Content starts

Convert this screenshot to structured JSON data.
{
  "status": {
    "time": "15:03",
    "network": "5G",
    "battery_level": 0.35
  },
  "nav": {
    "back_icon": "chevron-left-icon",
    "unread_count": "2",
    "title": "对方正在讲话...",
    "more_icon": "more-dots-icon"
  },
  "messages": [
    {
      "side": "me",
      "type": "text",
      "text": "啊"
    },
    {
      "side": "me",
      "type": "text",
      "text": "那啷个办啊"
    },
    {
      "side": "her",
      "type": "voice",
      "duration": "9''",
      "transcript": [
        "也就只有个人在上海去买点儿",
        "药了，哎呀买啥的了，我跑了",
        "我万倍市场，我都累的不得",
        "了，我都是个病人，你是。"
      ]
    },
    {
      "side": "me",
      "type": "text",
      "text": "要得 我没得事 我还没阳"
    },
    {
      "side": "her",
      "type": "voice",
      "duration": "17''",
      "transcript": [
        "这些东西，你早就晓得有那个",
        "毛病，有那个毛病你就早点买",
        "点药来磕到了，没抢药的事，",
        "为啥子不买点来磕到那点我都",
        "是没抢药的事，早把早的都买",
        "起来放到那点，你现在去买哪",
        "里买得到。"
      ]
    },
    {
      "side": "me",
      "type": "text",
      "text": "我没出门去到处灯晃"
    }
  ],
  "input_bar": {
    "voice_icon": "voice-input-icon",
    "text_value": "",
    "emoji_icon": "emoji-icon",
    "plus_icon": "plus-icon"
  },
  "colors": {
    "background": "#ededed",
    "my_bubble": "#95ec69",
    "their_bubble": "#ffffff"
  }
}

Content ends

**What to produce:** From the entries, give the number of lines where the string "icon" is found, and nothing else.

**Written solution:** 5